Nobody Wants to Play Rhythm Guitar Behind Jesus
These past two Sundays at Your Church I’ve been speaking to everyone about having the right mindset, or attitude. I’ve pivoted my messages from the verses found in Philippians chapter 2 where Paul is endeavoring to help the newfound church with their thinking towards themselves and others. One of the main thread lines of thought, in my words, has to do with not seeing yourself as God’s gift to the human race. I know, I know, this comes as a shock, right? The fact is, at some point in time we all have had to deal with some strand of thinking we are better than others. Why? We are born with it. We learned at a young age how to fight, how to blend in and how to stand up for ourselves. We developed stereotypes and strong opinions of how we saw ourselves and how we viewed others – and even how we classified them. Some of it probably has to do with how we were ‘wired’ (like our gifting and such), but for others it was the environment we grew up in and the quality of friends/family we had around us. Long story short, it’s inevitable that to some degree we think of ourselves as better than others.
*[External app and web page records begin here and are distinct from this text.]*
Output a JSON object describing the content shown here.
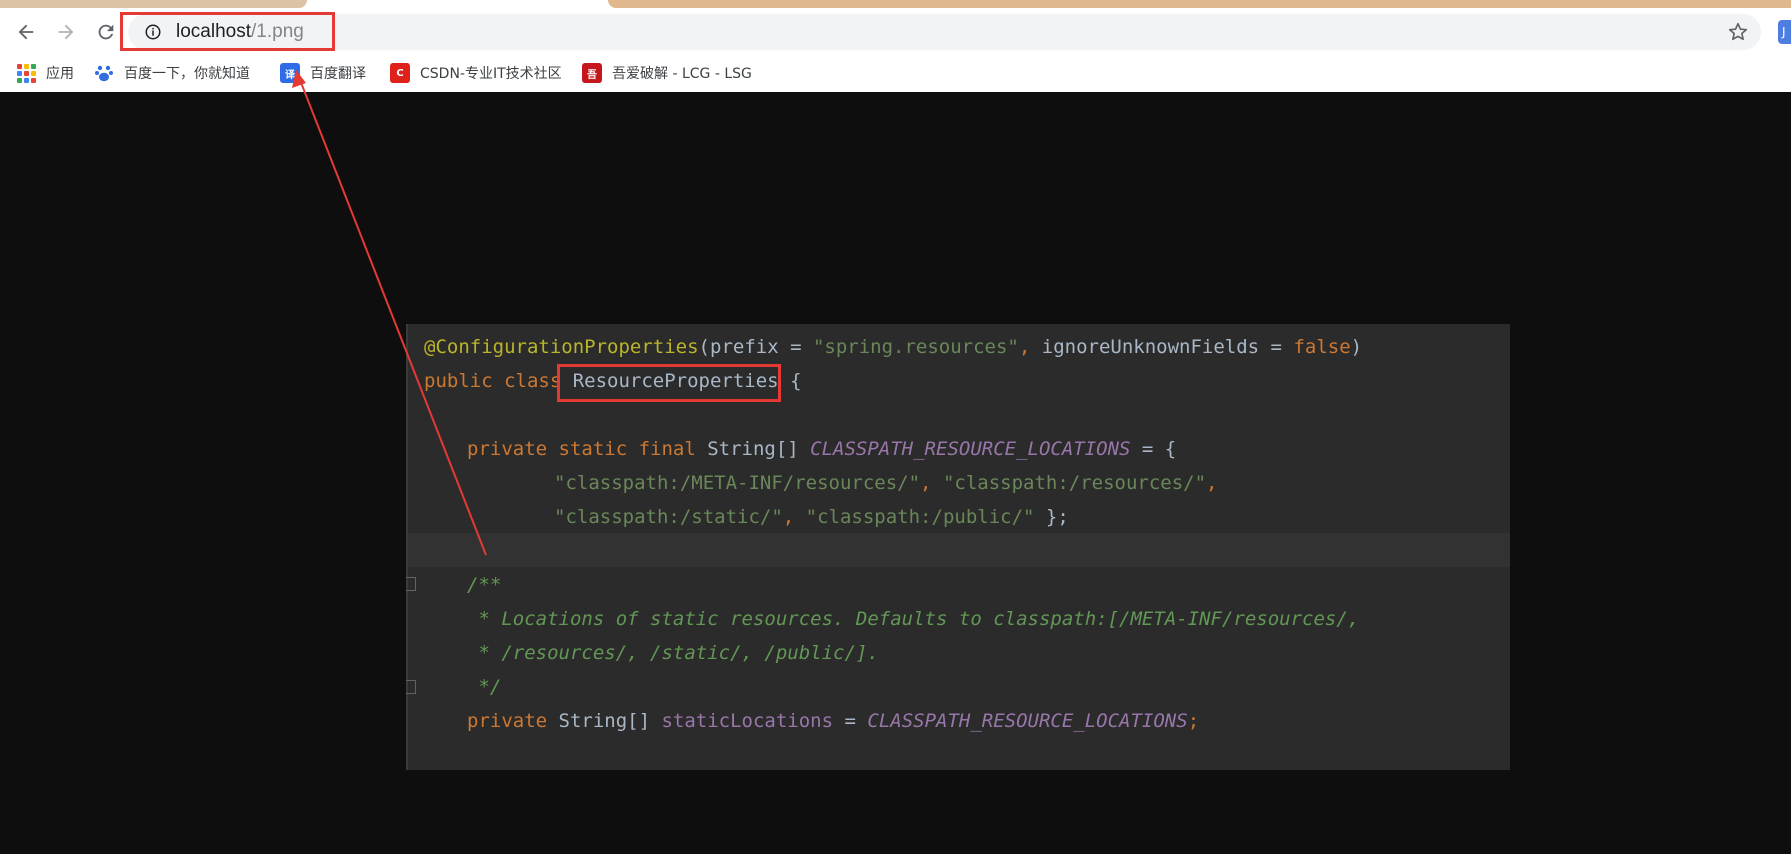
{
  "browser": {
    "url_host": "localhost",
    "url_path": "/1.png",
    "bookmarks": [
      {
        "label": "应用",
        "icon": "apps-grid-icon"
      },
      {
        "label": "百度一下，你就知道",
        "icon": "baidu-paw-icon"
      },
      {
        "label": "百度翻译",
        "icon": "baidu-translate-icon",
        "icon_text": "译"
      },
      {
        "label": "CSDN-专业IT技术社区",
        "icon": "csdn-icon",
        "icon_text": "C"
      },
      {
        "label": "吾爱破解 - LCG - LSG",
        "icon": "52pojie-icon",
        "icon_text": "吾"
      }
    ],
    "extension_label": "J"
  },
  "code": {
    "line1": {
      "annotation": "@ConfigurationProperties",
      "open_paren": "(",
      "param1": "prefix",
      "eq1": " = ",
      "value1": "\"spring.resources\"",
      "comma": ", ",
      "param2": "ignoreUnknownFields",
      "eq2": " = ",
      "value2": "false",
      "close_paren": ")"
    },
    "line2": {
      "kw_public": "public ",
      "kw_class": "class ",
      "class_name": "ResourceProperties",
      "brace": " {"
    },
    "line3": {
      "kw": "private static final ",
      "type": "String[] ",
      "constant": "CLASSPATH_RESOURCE_LOCATIONS",
      "assign": " = {"
    },
    "line4": {
      "str1": "\"classpath:/META-INF/resources/\"",
      "sep": ", ",
      "str2": "\"classpath:/resources/\"",
      "end": ","
    },
    "line5": {
      "str1": "\"classpath:/static/\"",
      "sep": ", ",
      "str2": "\"classpath:/public/\"",
      "end": " };"
    },
    "doc": {
      "open": "/**",
      "text1": " * Locations of static resources. Defaults to classpath:[/META-INF/resources/,",
      "text2": " * /resources/, /static/, /public/].",
      "close": " */"
    },
    "line_last": {
      "kw": "private ",
      "type": "String[] ",
      "field": "staticLocations",
      "assign": " = ",
      "constant": "CLASSPATH_RESOURCE_LOCATIONS",
      "end": ";"
    }
  },
  "colors": {
    "annotation_red": "#e53935",
    "editor_bg": "#2b2b2b",
    "keyword": "#cc7832",
    "string": "#6a8759",
    "annotation": "#bbb529",
    "constant": "#9876aa",
    "doc_comment": "#629755"
  }
}
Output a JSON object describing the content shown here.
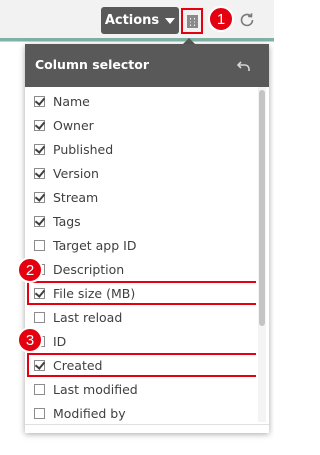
{
  "toolbar": {
    "actions_label": "Actions",
    "column_toggle_icon": "table-columns-icon",
    "refresh_icon": "refresh-icon"
  },
  "callouts": {
    "one": "1",
    "two": "2",
    "three": "3"
  },
  "column_selector": {
    "title": "Column selector",
    "reset_icon": "undo-icon",
    "items": [
      {
        "label": "Name",
        "checked": true
      },
      {
        "label": "Owner",
        "checked": true
      },
      {
        "label": "Published",
        "checked": true
      },
      {
        "label": "Version",
        "checked": true
      },
      {
        "label": "Stream",
        "checked": true
      },
      {
        "label": "Tags",
        "checked": true
      },
      {
        "label": "Target app ID",
        "checked": false
      },
      {
        "label": "Description",
        "checked": false
      },
      {
        "label": "File size (MB)",
        "checked": true
      },
      {
        "label": "Last reload",
        "checked": false
      },
      {
        "label": "ID",
        "checked": false
      },
      {
        "label": "Created",
        "checked": true
      },
      {
        "label": "Last modified",
        "checked": false
      },
      {
        "label": "Modified by",
        "checked": false
      }
    ]
  },
  "colors": {
    "accent_red": "#e4000f",
    "header_gray": "#595959",
    "teal_bar": "#7fb1a4"
  }
}
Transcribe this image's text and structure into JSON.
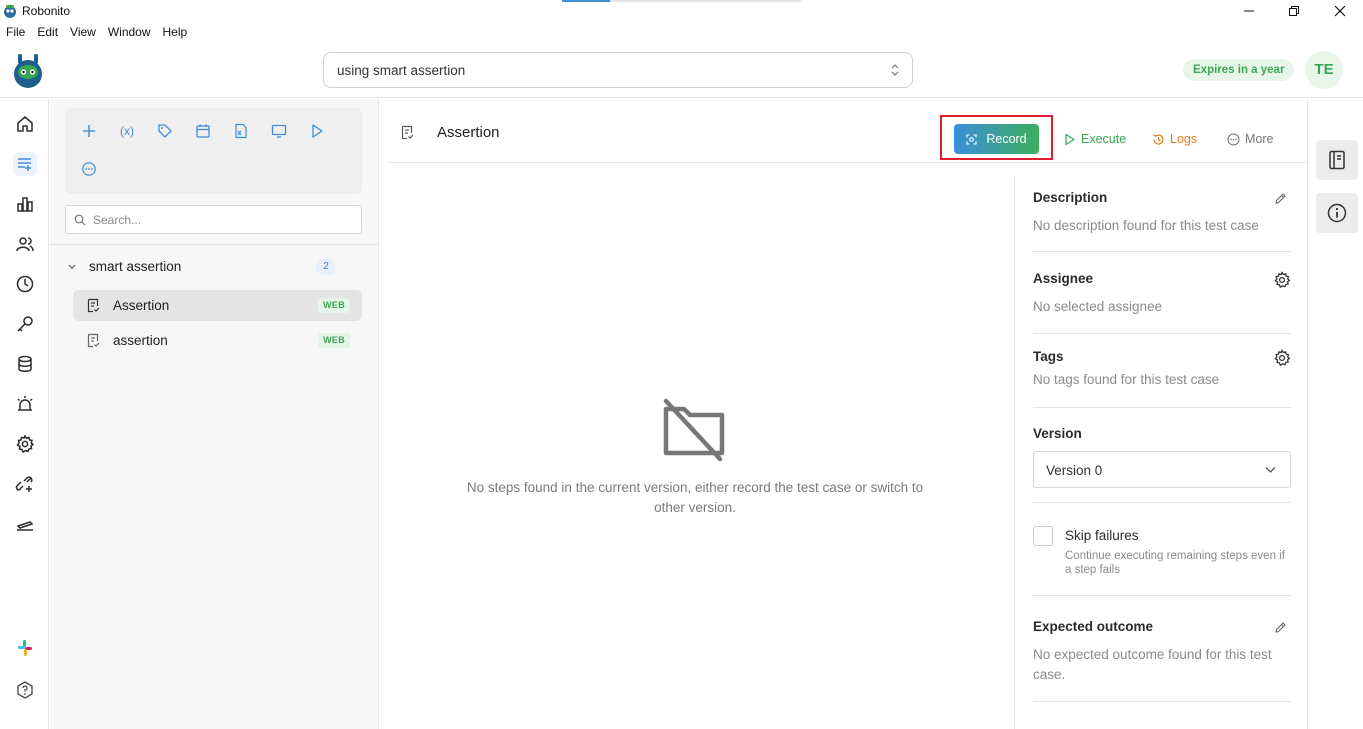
{
  "window": {
    "title": "Robonito",
    "minimize_glyph": "minimize-icon",
    "restore_glyph": "restore-icon",
    "close_glyph": "close-icon"
  },
  "menu": [
    "File",
    "Edit",
    "View",
    "Window",
    "Help"
  ],
  "header": {
    "project_value": "using smart assertion",
    "expires_label": "Expires in a year",
    "avatar_initials": "TE"
  },
  "sidebar_rail": {
    "icons": [
      "home-icon",
      "test-cases-icon",
      "reports-icon",
      "users-icon",
      "history-icon",
      "keys-icon",
      "database-icon",
      "alerts-icon",
      "settings-icon",
      "integrations-icon",
      "schedule-icon"
    ],
    "active": "test-cases-icon",
    "bottom_icons": [
      "slack-icon",
      "help-icon"
    ]
  },
  "toolbar": {
    "tools": [
      "add-icon",
      "variable-icon",
      "tag-icon",
      "calendar-icon",
      "excel-icon",
      "monitor-icon",
      "play-icon",
      "more-circle-icon"
    ],
    "variable_glyph": "(x)"
  },
  "tc_search": {
    "placeholder": "Search..."
  },
  "suite": {
    "name": "smart assertion",
    "count": "2",
    "items": [
      {
        "name": "Assertion",
        "badge": "WEB",
        "selected": true
      },
      {
        "name": "assertion",
        "badge": "WEB",
        "selected": false
      }
    ]
  },
  "main": {
    "title": "Assertion",
    "actions": {
      "record": "Record",
      "execute": "Execute",
      "logs": "Logs",
      "more": "More"
    },
    "empty_message": "No steps found in the current version, either record the test case or switch to other version."
  },
  "details": {
    "description": {
      "label": "Description",
      "value": "No description found for this test case"
    },
    "assignee": {
      "label": "Assignee",
      "value": "No selected assignee"
    },
    "tags": {
      "label": "Tags",
      "value": "No tags found for this test case"
    },
    "version": {
      "label": "Version",
      "value": "Version 0"
    },
    "skip_failures": {
      "label": "Skip failures",
      "hint": "Continue executing remaining steps even if a step fails",
      "checked": false
    },
    "expected_outcome": {
      "label": "Expected outcome",
      "value": "No expected outcome found for this test case."
    }
  },
  "right_rail": [
    "notebook-icon",
    "info-icon"
  ],
  "colors": {
    "accent_blue": "#3f8ed6",
    "accent_green": "#3aa655",
    "logs_orange": "#e07b1a",
    "highlight_red": "#e01c2f"
  }
}
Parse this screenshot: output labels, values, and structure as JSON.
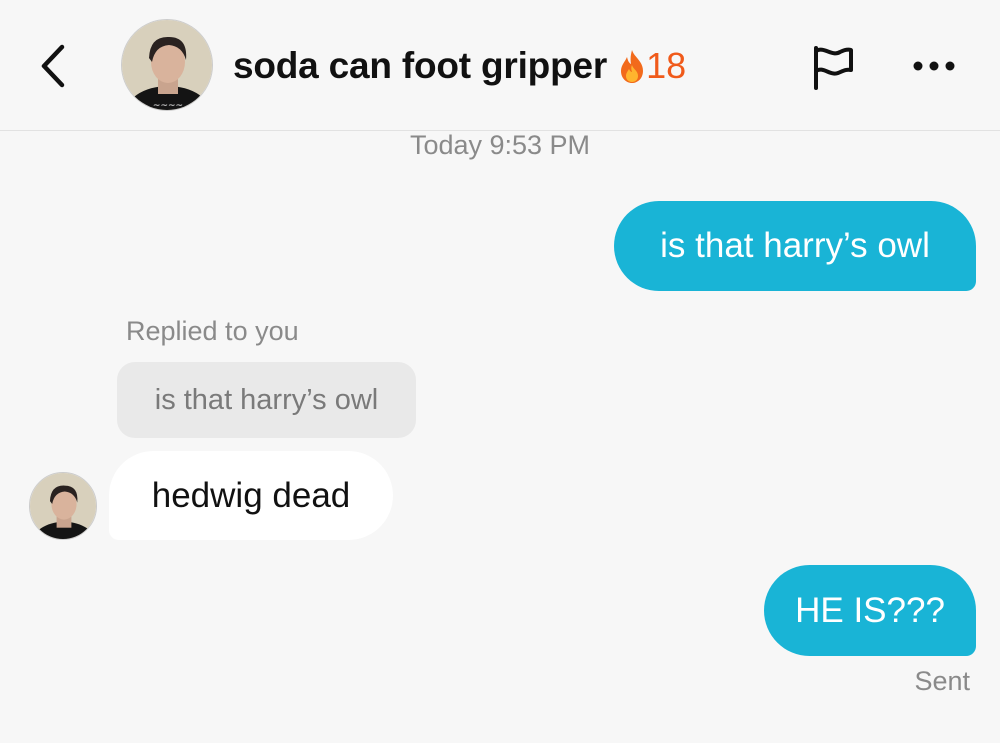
{
  "header": {
    "contact_name": "soda can foot gripper",
    "streak_count": "18",
    "icons": {
      "back": "chevron-left-icon",
      "streak": "fire-icon",
      "report": "flag-icon",
      "more": "more-horizontal-icon"
    }
  },
  "conversation": {
    "timestamp": "Today 9:53 PM",
    "messages": [
      {
        "direction": "outgoing",
        "text": "is that harry’s owl"
      },
      {
        "direction": "incoming",
        "replied_label": "Replied to you",
        "quoted_text": "is that harry’s owl",
        "text": "hedwig dead"
      },
      {
        "direction": "outgoing",
        "text": "HE IS???",
        "status": "Sent"
      }
    ]
  },
  "colors": {
    "outgoing_bubble": "#19b4d6",
    "incoming_bubble": "#ffffff",
    "quoted_bubble": "#e9e9e9",
    "streak": "#f05a1a",
    "background": "#f7f7f7"
  }
}
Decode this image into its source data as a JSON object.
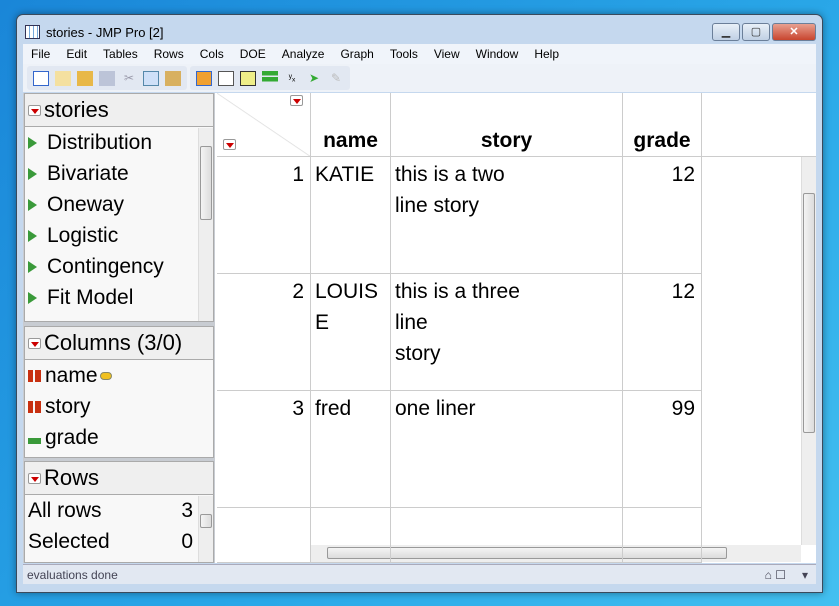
{
  "window": {
    "title": "stories - JMP Pro [2]",
    "minimize": "▁",
    "maximize": "▢",
    "close": "✕"
  },
  "menu": [
    "File",
    "Edit",
    "Tables",
    "Rows",
    "Cols",
    "DOE",
    "Analyze",
    "Graph",
    "Tools",
    "View",
    "Window",
    "Help"
  ],
  "toolbar": {
    "icons1": [
      "new-data-table-icon",
      "new-script-icon",
      "open-icon",
      "save-icon",
      "cut-icon",
      "copy-icon",
      "paste-icon"
    ],
    "icons2": [
      "data-table-icon",
      "table-icon",
      "grid-icon",
      "distribution-icon",
      "fit-y-by-x-icon",
      "fit-model-icon",
      "edit-icon"
    ]
  },
  "table_panel": {
    "title": "stories",
    "items": [
      "Distribution",
      "Bivariate",
      "Oneway",
      "Logistic",
      "Contingency",
      "Fit Model"
    ]
  },
  "columns_panel": {
    "title": "Columns (3/0)",
    "columns": [
      {
        "name": "name",
        "type": "nominal"
      },
      {
        "name": "story",
        "type": "nominal"
      },
      {
        "name": "grade",
        "type": "continuous"
      }
    ]
  },
  "rows_panel": {
    "title": "Rows",
    "rows": [
      {
        "label": "All rows",
        "value": "3"
      },
      {
        "label": "Selected",
        "value": "0"
      }
    ]
  },
  "grid": {
    "headers": [
      "name",
      "story",
      "grade"
    ],
    "rows": [
      {
        "num": "1",
        "name": "KATIE",
        "story": [
          "this is a two",
          "line story"
        ],
        "grade": "12"
      },
      {
        "num": "2",
        "name": [
          "LOUIS",
          "E"
        ],
        "story": [
          "this is a three",
          "line",
          "story"
        ],
        "grade": "12"
      },
      {
        "num": "3",
        "name": "fred",
        "story": [
          "one liner"
        ],
        "grade": "99"
      }
    ]
  },
  "status": {
    "text": "evaluations done"
  },
  "colors": {
    "accent_red": "#cc0000",
    "nominal": "#c83010",
    "continuous": "#3a9a3a"
  }
}
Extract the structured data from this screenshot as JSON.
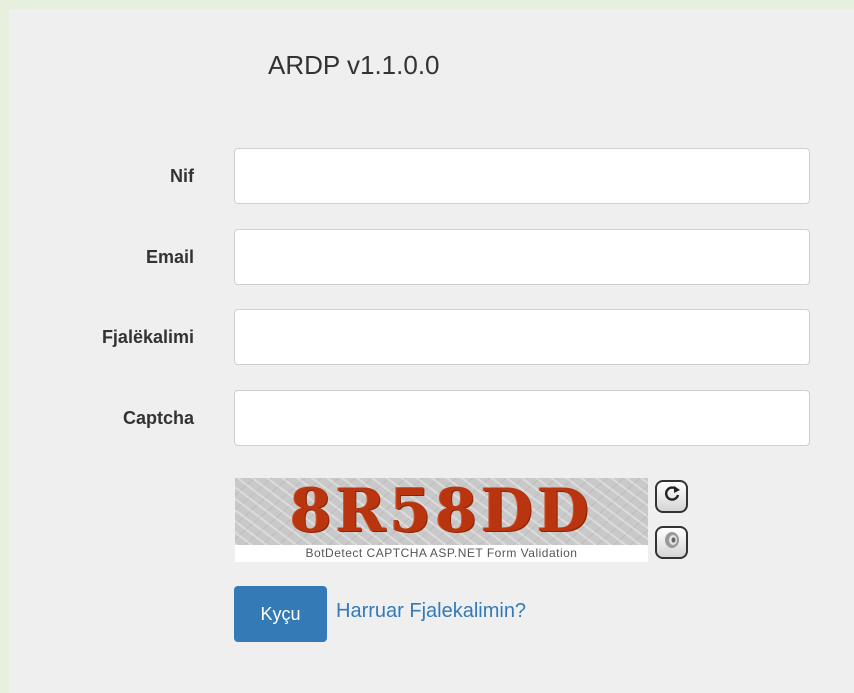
{
  "app": {
    "title": "ARDP v1.1.0.0"
  },
  "form": {
    "nif": {
      "label": "Nif",
      "value": "",
      "placeholder": ""
    },
    "email": {
      "label": "Email",
      "value": "",
      "placeholder": ""
    },
    "password": {
      "label": "Fjalëkalimi",
      "value": "",
      "placeholder": ""
    },
    "captcha": {
      "label": "Captcha",
      "value": "",
      "placeholder": ""
    }
  },
  "captcha_image": {
    "code": "8R58DD",
    "caption": "BotDetect CAPTCHA ASP.NET Form Validation",
    "code_color": "#b8350f",
    "reload_icon": "reload-icon",
    "sound_icon": "speaker-icon"
  },
  "actions": {
    "login_label": "Kyçu",
    "forgot_label": "Harruar Fjalekalimin?",
    "accent_color": "#337ab7"
  }
}
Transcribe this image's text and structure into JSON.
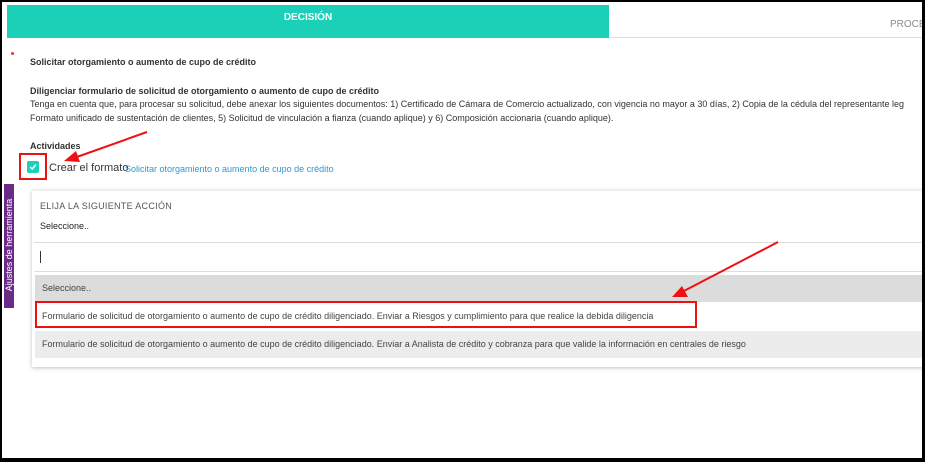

I spent the first 36 years of my life in the frozen tundra called Canada. It was my home and native land. I thought it was the greatest place on earth to live. Canadians were more friendly to mankind than our cocky American neighbors. We had more lakes than America. Better fishing and better hunting. We had real athletes who played real sports like hockey, not football. We were welcomed all over the world and liked so much that we didn’t even need a military. We celebrated holidays that we made up. We had better coffee, better beer (though I hate the taste of it) and created the world renown poutine craze. Yes, some of the greatest people in the world came from Canada…that is until I made my first overseas trip to Portugal. There I met people who seemed more friendly than us. I ate better tasting food and saw sights that were more spectacular. After a week I realized that some of the greatest people in the world might actually have come from Portugal…until I moved to Texas. You get the pic?
I think it’s so easy to get caught up with thinking that we are better than others. I remember a song I heard as a kid from the Oak Ridge Boys entitled, “Nobody wants to play rhythm guitar behind Jesus.” Isn’t that so legit?? With Jesus in the band we want to be the lead singer. What Paul addresses here in Philippians is that if we allow the mindset of being better than others to become bedrock in our thinking it can result in actions and attitude that will inevitably steer us away from our calling, direction and purpose. Paul therefore uses Jesus as the point of reference to instruct us that a newfound mindset of humility and servitude is necessary in every endeavor, every relationship and every situation. A new mindset while we are at our job. A new mindset while at home. A new mindset while in church, at school, towards our neighbors, towards our family and our friends. A new mindset that says, “I’m here to serve.” A mindset that doesn’t do it for the recognition, promotion or the pay. It’s an attitude of sincerely wanting to help others succeed. A willingness no matter what the position, to roll up our sleeves and get down in the trenches. What’s ironic is that Paul warns us that it’s also an attitude which will be challenged with wanting to complain, argue and blame those who make life difficult. Gee, doesn’t that sound familiar?! Here’s the best part. However difficult it life may tend to be, this new attitude is also one that God doesn’t ignore. Paul says it’s an attitude He exalts, recognizes, promotes and pays. That makes it worth it.
Long story short, serving others isn’t always fun but having that heart of humility while serving is actually doing something bigger in us than the ones we serve. From God’s perspective, our destiny is tied to this new attitude and so is our promotion!
Philippians 2:3-4 (New International Version)
Do nothing out of selfish ambition or vain conceit, but in humility consider others better than yourselves.